- **Input data**
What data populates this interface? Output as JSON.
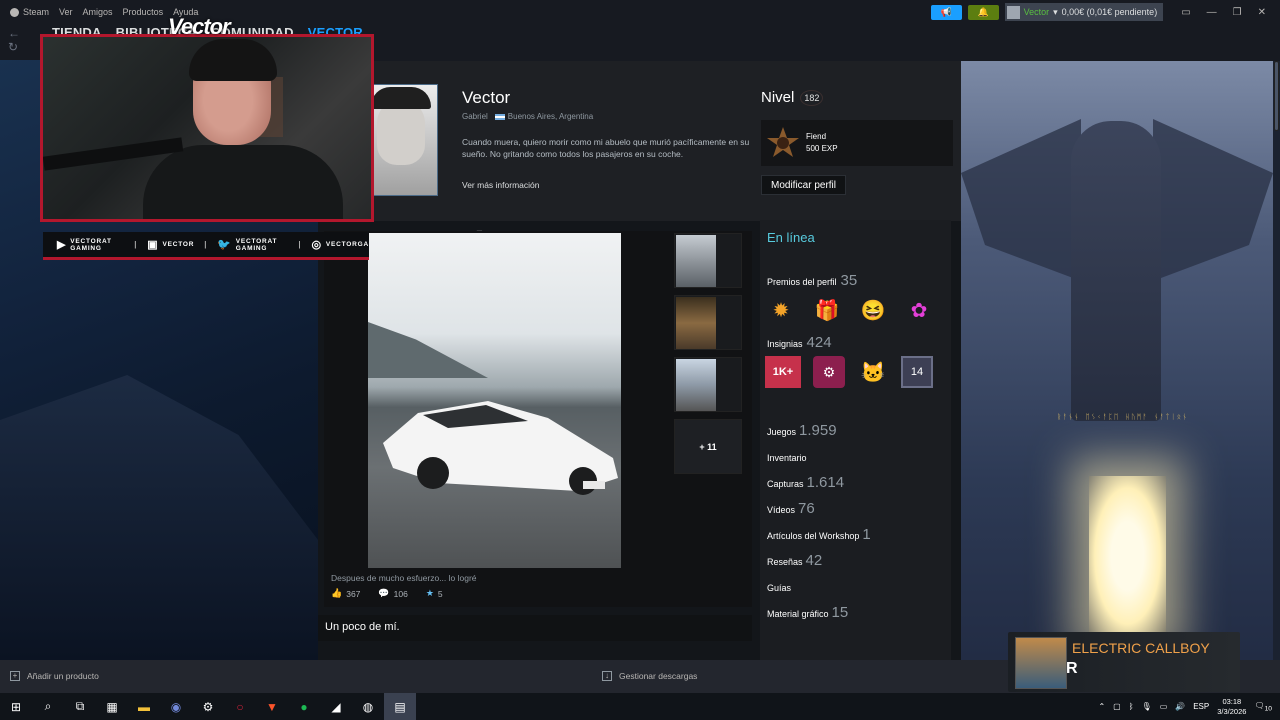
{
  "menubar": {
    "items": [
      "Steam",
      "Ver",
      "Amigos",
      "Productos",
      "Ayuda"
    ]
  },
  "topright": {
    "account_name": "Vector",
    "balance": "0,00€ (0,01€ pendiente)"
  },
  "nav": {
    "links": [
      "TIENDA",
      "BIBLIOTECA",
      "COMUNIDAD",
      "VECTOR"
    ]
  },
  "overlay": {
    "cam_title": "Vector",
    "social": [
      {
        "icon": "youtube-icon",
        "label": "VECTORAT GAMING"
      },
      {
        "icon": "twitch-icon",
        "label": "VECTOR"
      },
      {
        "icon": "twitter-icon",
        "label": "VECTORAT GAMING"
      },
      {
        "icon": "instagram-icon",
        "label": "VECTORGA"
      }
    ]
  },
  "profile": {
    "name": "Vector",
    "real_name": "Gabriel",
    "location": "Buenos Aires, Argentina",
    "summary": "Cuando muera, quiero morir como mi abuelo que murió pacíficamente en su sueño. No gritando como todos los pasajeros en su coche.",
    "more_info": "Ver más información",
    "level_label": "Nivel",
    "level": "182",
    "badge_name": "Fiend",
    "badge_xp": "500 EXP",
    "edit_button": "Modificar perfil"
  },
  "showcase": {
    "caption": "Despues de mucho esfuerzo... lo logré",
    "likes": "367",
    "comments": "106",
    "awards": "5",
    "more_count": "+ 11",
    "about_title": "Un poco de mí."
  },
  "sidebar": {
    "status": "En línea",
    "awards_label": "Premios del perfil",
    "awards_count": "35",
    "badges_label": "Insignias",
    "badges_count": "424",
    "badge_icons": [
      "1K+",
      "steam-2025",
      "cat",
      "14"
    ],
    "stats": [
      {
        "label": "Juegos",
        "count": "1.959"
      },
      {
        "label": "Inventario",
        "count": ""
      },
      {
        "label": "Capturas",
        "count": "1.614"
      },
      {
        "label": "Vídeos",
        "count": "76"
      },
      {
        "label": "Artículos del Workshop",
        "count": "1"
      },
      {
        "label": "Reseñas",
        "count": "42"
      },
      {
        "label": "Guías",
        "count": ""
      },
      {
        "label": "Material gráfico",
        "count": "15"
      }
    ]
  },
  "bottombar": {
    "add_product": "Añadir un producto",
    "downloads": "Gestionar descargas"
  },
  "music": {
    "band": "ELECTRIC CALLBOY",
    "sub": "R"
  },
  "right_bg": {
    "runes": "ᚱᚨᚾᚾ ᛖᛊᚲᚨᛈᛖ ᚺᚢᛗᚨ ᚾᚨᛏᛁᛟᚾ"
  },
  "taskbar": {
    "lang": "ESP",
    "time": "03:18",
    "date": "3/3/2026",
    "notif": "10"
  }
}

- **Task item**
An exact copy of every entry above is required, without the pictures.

- **Solution below**
What data populates this interface? Output as JSON.
{
  "menubar": {
    "items": [
      "Steam",
      "Ver",
      "Amigos",
      "Productos",
      "Ayuda"
    ]
  },
  "topright": {
    "account_name": "Vector",
    "balance": "0,00€ (0,01€ pendiente)"
  },
  "nav": {
    "links": [
      "TIENDA",
      "BIBLIOTECA",
      "COMUNIDAD",
      "VECTOR"
    ]
  },
  "overlay": {
    "cam_title": "Vector",
    "social": [
      {
        "icon": "youtube-icon",
        "label": "VECTORAT GAMING"
      },
      {
        "icon": "twitch-icon",
        "label": "VECTOR"
      },
      {
        "icon": "twitter-icon",
        "label": "VECTORAT GAMING"
      },
      {
        "icon": "instagram-icon",
        "label": "VECTORGA"
      }
    ]
  },
  "profile": {
    "name": "Vector",
    "real_name": "Gabriel",
    "location": "Buenos Aires, Argentina",
    "summary": "Cuando muera, quiero morir como mi abuelo que murió pacíficamente en su sueño. No gritando como todos los pasajeros en su coche.",
    "more_info": "Ver más información",
    "level_label": "Nivel",
    "level": "182",
    "badge_name": "Fiend",
    "badge_xp": "500 EXP",
    "edit_button": "Modificar perfil"
  },
  "showcase": {
    "caption": "Despues de mucho esfuerzo... lo logré",
    "likes": "367",
    "comments": "106",
    "awards": "5",
    "more_count": "+ 11",
    "about_title": "Un poco de mí."
  },
  "sidebar": {
    "status": "En línea",
    "awards_label": "Premios del perfil",
    "awards_count": "35",
    "badges_label": "Insignias",
    "badges_count": "424",
    "badge_icons": [
      "1K+",
      "steam-2025",
      "cat",
      "14"
    ],
    "stats": [
      {
        "label": "Juegos",
        "count": "1.959"
      },
      {
        "label": "Inventario",
        "count": ""
      },
      {
        "label": "Capturas",
        "count": "1.614"
      },
      {
        "label": "Vídeos",
        "count": "76"
      },
      {
        "label": "Artículos del Workshop",
        "count": "1"
      },
      {
        "label": "Reseñas",
        "count": "42"
      },
      {
        "label": "Guías",
        "count": ""
      },
      {
        "label": "Material gráfico",
        "count": "15"
      }
    ]
  },
  "bottombar": {
    "add_product": "Añadir un producto",
    "downloads": "Gestionar descargas"
  },
  "music": {
    "band": "ELECTRIC CALLBOY",
    "sub": "R"
  },
  "right_bg": {
    "runes": "ᚱᚨᚾᚾ ᛖᛊᚲᚨᛈᛖ ᚺᚢᛗᚨ ᚾᚨᛏᛁᛟᚾ"
  },
  "taskbar": {
    "lang": "ESP",
    "time": "03:18",
    "date": "3/3/2026",
    "notif": "10"
  }
}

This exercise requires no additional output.